    26. 26. Freshwater Habitats <ul><li>Estuaries </li></ul><ul><ul><li>These are very important for </li></ul></ul><ul><ul><ul><li>Breeding grounds for fish </li></ul></ul></ul><ul><ul><ul><li>Filtering water </li></ul></ul></ul><ul><ul><li>Very productive ecosystems! </li></ul></ul><ul><ul><li>Disappearing fast (flat land near the ocean) </li></ul></ul>
    27. 27. Ocean <ul><li>75% of earth’s surface </li></ul><ul><li>Continental shelf - shallow ocean waters - smallest area; large number of species (kelp forests) </li></ul><ul><ul><li>Intertidal zones </li></ul></ul><ul><ul><ul><li>Along our coast </li></ul></ul></ul><ul><ul><ul><li>Species can tolerate being in and out of water </li></ul></ul></ul><ul><ul><ul><li>Sea stars, algae, sea anemones </li></ul></ul></ul><ul><ul><li>Coral Reefs </li></ul></ul><ul><ul><ul><li>The “rain forests” of the ocean </li></ul></ul></ul><ul><ul><ul><li>High diversity </li></ul></ul></ul><ul><ul><ul><li>In tropical waters </li></ul></ul></ul>

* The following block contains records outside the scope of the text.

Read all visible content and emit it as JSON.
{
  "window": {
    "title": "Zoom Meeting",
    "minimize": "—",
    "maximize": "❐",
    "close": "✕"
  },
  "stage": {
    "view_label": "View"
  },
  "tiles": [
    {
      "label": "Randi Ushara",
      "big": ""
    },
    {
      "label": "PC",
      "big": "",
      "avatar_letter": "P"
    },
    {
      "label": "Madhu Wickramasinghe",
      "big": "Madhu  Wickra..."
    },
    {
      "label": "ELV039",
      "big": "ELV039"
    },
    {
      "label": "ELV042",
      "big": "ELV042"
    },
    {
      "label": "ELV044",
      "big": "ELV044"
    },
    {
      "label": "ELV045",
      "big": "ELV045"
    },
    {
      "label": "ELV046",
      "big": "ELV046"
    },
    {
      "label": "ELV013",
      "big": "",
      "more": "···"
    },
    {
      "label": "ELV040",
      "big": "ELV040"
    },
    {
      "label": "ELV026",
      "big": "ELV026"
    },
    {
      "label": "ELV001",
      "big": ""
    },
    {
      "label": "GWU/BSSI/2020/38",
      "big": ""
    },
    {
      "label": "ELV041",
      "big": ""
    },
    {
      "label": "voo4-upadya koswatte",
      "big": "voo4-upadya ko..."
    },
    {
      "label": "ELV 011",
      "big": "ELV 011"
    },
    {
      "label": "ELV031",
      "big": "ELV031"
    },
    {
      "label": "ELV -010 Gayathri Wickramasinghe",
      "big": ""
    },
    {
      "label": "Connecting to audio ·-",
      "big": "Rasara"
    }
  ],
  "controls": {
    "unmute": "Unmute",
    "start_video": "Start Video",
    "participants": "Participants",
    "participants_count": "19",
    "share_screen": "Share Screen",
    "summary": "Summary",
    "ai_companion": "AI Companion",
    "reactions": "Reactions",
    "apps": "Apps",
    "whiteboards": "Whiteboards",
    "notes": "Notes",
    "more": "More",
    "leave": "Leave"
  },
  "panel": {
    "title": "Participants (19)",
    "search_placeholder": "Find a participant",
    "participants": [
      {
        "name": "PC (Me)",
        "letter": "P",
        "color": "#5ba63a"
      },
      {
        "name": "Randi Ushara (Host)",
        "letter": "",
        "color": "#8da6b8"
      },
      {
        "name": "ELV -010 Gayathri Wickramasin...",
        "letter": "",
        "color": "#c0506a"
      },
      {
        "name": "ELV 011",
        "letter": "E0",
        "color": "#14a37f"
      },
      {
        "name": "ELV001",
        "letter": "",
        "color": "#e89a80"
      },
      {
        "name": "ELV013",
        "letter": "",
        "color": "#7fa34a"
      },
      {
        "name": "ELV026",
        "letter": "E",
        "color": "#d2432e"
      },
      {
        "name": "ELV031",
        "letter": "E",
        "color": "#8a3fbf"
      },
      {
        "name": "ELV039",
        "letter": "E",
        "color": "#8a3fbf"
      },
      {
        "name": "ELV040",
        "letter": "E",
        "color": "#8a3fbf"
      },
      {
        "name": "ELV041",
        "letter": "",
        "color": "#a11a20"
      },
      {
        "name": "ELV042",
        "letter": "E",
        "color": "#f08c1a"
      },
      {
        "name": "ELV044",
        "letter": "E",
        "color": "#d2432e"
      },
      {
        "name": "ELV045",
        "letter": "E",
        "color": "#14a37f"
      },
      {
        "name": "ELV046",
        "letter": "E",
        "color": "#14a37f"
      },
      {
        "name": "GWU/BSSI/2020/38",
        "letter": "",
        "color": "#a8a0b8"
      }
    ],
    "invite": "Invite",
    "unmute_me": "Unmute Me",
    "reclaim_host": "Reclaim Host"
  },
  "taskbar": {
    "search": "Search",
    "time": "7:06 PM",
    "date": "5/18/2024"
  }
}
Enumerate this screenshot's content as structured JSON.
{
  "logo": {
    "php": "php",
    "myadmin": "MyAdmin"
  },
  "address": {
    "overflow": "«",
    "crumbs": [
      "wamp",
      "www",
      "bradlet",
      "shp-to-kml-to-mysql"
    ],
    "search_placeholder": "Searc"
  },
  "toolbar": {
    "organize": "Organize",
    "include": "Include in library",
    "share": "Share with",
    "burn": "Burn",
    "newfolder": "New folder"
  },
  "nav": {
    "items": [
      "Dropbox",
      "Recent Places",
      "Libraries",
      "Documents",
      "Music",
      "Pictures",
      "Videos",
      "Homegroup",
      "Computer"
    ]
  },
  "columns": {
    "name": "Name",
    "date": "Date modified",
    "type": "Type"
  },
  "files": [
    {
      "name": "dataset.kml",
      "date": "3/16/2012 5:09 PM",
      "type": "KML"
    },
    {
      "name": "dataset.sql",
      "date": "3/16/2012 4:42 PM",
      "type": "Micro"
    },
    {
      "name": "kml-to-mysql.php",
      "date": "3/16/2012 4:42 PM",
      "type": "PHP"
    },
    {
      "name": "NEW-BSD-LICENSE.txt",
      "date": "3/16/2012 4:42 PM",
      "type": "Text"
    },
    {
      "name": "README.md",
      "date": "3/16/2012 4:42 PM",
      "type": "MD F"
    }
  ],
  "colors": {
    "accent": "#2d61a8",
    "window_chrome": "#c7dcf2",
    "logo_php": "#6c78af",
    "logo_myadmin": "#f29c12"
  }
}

    28. 28. Ocean <ul><li>open sea surface - contains plankton (free-floating microscopic organisms), bacteria, algae, fish larvae; responsible for 40% of world’s photosynthesis </li></ul><ul><li>Benthic zone - deep sea waters - below 1000’ feet animals adapted to dark; some blind/bioluminescent </li></ul>
    29. 29. What happens when ecosystems are disturbed? <ul><li>When a disturbance impacts an ecosystem, it recovers through a process known as succession. </li></ul><ul><li>Succession on newly formed habitat is called primary succession . </li></ul><ul><ul><li>No remaining organisms or soil </li></ul></ul><ul><ul><li>Examples, lava flow, sand dune, glacier retreat </li></ul></ul><ul><ul><li>It can take 1000+ years from sand dune to forest. </li></ul></ul>